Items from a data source

-- Opening Marker --

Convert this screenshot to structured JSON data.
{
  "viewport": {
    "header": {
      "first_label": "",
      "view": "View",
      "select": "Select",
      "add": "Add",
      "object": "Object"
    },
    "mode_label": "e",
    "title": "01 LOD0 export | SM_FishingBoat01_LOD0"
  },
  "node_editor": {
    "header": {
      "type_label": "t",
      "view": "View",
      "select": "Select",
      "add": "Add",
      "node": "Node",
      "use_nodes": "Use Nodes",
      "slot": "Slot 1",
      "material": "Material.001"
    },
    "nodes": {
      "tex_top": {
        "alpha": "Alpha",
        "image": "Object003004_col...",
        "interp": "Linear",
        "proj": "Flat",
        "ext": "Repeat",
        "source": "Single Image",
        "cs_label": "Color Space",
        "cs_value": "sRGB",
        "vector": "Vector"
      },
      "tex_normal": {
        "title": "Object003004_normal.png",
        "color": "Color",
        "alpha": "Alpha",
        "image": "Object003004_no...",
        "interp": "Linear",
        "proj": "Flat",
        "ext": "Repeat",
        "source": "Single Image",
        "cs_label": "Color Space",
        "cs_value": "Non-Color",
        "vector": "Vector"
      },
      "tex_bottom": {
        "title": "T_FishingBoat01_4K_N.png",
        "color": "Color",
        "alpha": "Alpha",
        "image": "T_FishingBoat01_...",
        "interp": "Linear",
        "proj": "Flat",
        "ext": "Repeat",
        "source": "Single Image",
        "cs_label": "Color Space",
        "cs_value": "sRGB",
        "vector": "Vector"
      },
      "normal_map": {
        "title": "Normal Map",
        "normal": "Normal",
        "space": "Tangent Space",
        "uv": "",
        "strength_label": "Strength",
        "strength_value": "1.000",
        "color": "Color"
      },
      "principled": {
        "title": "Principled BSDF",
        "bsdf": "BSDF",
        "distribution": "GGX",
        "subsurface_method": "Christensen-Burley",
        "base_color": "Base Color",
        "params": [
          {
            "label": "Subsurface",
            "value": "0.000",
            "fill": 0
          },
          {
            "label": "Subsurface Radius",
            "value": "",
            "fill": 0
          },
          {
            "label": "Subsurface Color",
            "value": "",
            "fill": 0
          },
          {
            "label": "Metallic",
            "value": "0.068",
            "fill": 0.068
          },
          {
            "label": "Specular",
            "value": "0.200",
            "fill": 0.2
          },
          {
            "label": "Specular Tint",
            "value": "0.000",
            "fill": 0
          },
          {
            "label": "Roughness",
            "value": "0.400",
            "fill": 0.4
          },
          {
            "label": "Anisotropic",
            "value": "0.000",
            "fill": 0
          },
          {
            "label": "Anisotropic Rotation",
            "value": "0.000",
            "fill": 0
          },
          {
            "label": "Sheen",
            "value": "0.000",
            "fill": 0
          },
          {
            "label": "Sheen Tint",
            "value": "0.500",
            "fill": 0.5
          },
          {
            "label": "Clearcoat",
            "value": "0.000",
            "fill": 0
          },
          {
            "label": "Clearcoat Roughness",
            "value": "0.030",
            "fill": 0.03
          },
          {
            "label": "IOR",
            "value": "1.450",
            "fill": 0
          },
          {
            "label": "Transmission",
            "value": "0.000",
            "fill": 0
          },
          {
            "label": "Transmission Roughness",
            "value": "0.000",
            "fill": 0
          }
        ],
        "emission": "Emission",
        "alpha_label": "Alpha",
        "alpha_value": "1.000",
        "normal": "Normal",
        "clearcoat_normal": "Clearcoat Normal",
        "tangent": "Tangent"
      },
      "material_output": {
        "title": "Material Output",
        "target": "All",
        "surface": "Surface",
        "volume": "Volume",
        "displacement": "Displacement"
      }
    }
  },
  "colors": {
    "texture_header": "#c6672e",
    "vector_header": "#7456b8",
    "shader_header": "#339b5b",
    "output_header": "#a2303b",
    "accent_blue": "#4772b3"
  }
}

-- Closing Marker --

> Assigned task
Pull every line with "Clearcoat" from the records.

> Completed task
            "label": "Clearcoat",
            "label": "Clearcoat Roughness",
        "clearcoat_normal": "Clearcoat Normal",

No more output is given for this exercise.